(Source information Opens)
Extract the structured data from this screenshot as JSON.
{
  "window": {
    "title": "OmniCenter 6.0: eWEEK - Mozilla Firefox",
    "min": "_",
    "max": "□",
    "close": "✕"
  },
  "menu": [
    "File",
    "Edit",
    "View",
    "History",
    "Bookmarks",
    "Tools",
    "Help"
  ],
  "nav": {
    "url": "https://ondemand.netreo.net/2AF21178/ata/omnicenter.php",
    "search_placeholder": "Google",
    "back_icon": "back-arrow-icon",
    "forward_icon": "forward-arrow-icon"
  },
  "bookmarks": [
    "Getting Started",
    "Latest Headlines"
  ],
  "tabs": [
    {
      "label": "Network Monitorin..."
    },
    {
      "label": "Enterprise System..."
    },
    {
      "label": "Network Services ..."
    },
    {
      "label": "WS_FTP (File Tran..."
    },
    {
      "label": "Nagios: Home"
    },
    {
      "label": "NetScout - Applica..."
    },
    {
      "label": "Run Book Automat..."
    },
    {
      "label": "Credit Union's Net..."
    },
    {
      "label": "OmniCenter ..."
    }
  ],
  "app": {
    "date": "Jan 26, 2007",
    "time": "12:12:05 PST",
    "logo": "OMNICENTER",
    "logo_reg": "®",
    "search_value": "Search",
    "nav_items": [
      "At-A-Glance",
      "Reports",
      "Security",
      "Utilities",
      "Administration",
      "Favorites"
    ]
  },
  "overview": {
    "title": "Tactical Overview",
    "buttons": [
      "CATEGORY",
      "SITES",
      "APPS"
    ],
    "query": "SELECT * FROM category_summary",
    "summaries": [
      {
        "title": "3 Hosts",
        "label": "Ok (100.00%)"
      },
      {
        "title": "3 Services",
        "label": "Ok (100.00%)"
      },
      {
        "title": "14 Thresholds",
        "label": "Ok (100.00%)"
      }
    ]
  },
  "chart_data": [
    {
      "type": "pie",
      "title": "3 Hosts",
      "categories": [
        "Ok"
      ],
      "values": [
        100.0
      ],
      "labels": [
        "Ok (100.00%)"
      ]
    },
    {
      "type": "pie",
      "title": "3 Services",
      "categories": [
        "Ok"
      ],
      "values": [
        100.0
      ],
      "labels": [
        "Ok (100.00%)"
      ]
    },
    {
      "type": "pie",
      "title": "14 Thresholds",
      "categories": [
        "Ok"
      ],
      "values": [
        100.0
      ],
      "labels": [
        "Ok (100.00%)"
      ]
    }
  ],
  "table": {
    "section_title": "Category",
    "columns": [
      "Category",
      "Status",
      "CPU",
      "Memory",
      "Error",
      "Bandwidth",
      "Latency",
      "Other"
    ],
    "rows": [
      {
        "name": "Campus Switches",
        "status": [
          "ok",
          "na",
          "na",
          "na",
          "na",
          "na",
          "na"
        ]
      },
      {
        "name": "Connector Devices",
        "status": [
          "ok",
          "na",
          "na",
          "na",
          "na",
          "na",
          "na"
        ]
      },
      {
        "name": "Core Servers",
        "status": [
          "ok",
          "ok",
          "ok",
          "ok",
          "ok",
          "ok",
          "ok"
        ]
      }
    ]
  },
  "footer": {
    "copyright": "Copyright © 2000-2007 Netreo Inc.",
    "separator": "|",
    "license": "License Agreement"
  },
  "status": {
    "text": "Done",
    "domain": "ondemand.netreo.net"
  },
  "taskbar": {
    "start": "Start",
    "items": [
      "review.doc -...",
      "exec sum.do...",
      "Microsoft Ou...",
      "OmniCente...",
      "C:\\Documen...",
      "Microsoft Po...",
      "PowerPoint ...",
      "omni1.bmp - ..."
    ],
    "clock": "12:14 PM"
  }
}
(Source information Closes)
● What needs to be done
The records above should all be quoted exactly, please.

● Result of the task
Extract the structured data from this screenshot as JSON.
{
  "window": {
    "title": "OmniCenter 6.0: eWEEK - Mozilla Firefox",
    "min": "_",
    "max": "□",
    "close": "✕"
  },
  "menu": [
    "File",
    "Edit",
    "View",
    "History",
    "Bookmarks",
    "Tools",
    "Help"
  ],
  "nav": {
    "url": "https://ondemand.netreo.net/2AF21178/ata/omnicenter.php",
    "search_placeholder": "Google",
    "back_icon": "back-arrow-icon",
    "forward_icon": "forward-arrow-icon"
  },
  "bookmarks": [
    "Getting Started",
    "Latest Headlines"
  ],
  "tabs": [
    {
      "label": "Network Monitorin..."
    },
    {
      "label": "Enterprise System..."
    },
    {
      "label": "Network Services ..."
    },
    {
      "label": "WS_FTP (File Tran..."
    },
    {
      "label": "Nagios: Home"
    },
    {
      "label": "NetScout - Applica..."
    },
    {
      "label": "Run Book Automat..."
    },
    {
      "label": "Credit Union's Net..."
    },
    {
      "label": "OmniCenter ..."
    }
  ],
  "app": {
    "date": "Jan 26, 2007",
    "time": "12:12:05 PST",
    "logo": "OMNICENTER",
    "logo_reg": "®",
    "search_value": "Search",
    "nav_items": [
      "At-A-Glance",
      "Reports",
      "Security",
      "Utilities",
      "Administration",
      "Favorites"
    ]
  },
  "overview": {
    "title": "Tactical Overview",
    "buttons": [
      "CATEGORY",
      "SITES",
      "APPS"
    ],
    "query": "SELECT * FROM category_summary",
    "summaries": [
      {
        "title": "3 Hosts",
        "label": "Ok (100.00%)"
      },
      {
        "title": "3 Services",
        "label": "Ok (100.00%)"
      },
      {
        "title": "14 Thresholds",
        "label": "Ok (100.00%)"
      }
    ]
  },
  "chart_data": [
    {
      "type": "pie",
      "title": "3 Hosts",
      "categories": [
        "Ok"
      ],
      "values": [
        100.0
      ],
      "labels": [
        "Ok (100.00%)"
      ]
    },
    {
      "type": "pie",
      "title": "3 Services",
      "categories": [
        "Ok"
      ],
      "values": [
        100.0
      ],
      "labels": [
        "Ok (100.00%)"
      ]
    },
    {
      "type": "pie",
      "title": "14 Thresholds",
      "categories": [
        "Ok"
      ],
      "values": [
        100.0
      ],
      "labels": [
        "Ok (100.00%)"
      ]
    }
  ],
  "table": {
    "section_title": "Category",
    "columns": [
      "Category",
      "Status",
      "CPU",
      "Memory",
      "Error",
      "Bandwidth",
      "Latency",
      "Other"
    ],
    "rows": [
      {
        "name": "Campus Switches",
        "status": [
          "ok",
          "na",
          "na",
          "na",
          "na",
          "na",
          "na"
        ]
      },
      {
        "name": "Connector Devices",
        "status": [
          "ok",
          "na",
          "na",
          "na",
          "na",
          "na",
          "na"
        ]
      },
      {
        "name": "Core Servers",
        "status": [
          "ok",
          "ok",
          "ok",
          "ok",
          "ok",
          "ok",
          "ok"
        ]
      }
    ]
  },
  "footer": {
    "copyright": "Copyright © 2000-2007 Netreo Inc.",
    "separator": "|",
    "license": "License Agreement"
  },
  "status": {
    "text": "Done",
    "domain": "ondemand.netreo.net"
  },
  "taskbar": {
    "start": "Start",
    "items": [
      "review.doc -...",
      "exec sum.do...",
      "Microsoft Ou...",
      "OmniCente...",
      "C:\\Documen...",
      "Microsoft Po...",
      "PowerPoint ...",
      "omni1.bmp - ..."
    ],
    "clock": "12:14 PM"
  }
}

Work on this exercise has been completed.